- Stealth Tracker: Kids will learn how animals blend into their environment and learn how they can also walk through the bush without a sound! For kids 8 – 14 | Cost $20 | 90 minutes | Morning or afternoon tea is provided.
- Wild Pizza: Kids will play a range of games and make their own camp oven pizza. After pizza, they will chat around the fire telling stories and star gazing. For kids 11-17 | $30 | 2.5 hours
Join a Special Camp
If you’re keen why not join a special camp down at Mt Barney Lodge? At certain times throughout the year, they offer a range of camps as follows:
- Kid’s Bushcraft and Survival Camp: For kids aged between 12-17, these 3 days camps teach kids all about survival in the bush.
- Parent and Child Camps: These 2 day camps are aimed at helping a parent and their child bond over some quality one on one time as they complete a range of activities including rock climbing, bushwalking and cooking.
We spent a weekend down at Mt Barney Lodge during February, which is their low season as most people tend to visit during the colder months. I can imagine how nice this would be snuggling around the fireplace. However I think the warmer months are just as good – if not better in some ways as we went swimming in the icy cold rockpools, there would be no way I’d be doing that in the winter months! Plus we spent hours out on the verandah drinking wine, having cups of tea as well as playing board games.
The property is just stunning no matter what the season. Surrounded by rolling green hills with spectacular views of the monstrous Scenic Rim peaks, the scenery is just beautiful! No matter where you stay on the property, relaxing while soaking up the scenery is rejuvenating.
Of course, the Lodge is a great base for those wanting to do one of the various walks in the Mt Barney National Park. Still, even if you want to stick closer to the Lodge, the kids will love splashing about in the Logan River or riding their bikes around the vast property.

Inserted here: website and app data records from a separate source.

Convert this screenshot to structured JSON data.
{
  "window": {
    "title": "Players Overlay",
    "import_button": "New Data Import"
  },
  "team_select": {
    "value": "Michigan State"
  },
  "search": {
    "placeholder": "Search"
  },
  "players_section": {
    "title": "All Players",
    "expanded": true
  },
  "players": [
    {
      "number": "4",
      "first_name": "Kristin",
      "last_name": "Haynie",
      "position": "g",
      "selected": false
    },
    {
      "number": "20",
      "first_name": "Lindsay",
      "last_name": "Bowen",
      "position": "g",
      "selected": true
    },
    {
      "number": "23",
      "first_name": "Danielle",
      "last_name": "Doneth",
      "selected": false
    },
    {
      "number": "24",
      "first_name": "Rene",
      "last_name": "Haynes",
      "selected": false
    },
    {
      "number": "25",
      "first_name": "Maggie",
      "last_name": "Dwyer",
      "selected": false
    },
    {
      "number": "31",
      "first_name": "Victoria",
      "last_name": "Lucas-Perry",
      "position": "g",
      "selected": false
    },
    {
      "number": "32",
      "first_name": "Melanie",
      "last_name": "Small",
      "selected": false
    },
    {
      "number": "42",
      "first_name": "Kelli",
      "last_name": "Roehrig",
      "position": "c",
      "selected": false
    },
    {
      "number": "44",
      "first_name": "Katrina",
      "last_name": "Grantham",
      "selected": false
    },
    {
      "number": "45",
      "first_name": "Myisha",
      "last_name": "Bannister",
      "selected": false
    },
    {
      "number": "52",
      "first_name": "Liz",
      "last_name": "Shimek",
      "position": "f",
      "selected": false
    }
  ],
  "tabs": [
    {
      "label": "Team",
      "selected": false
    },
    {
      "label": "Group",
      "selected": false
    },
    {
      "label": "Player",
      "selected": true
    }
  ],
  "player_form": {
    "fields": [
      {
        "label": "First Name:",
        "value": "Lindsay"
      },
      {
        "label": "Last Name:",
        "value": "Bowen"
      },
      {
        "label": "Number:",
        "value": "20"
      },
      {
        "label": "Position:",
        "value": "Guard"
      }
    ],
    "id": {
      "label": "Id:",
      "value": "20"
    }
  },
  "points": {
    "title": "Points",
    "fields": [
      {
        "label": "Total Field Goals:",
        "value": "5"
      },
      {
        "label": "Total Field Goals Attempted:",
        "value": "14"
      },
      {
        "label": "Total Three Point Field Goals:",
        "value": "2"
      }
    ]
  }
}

So if you’re looking for your next family getaway, why not consider a break at Mt Barney Lodge.
Hopefully you found this guide on staying at Mt Barney Lodge helpful. Click here if you’re interested in visiting more places in the gorgeous Scenic Rim.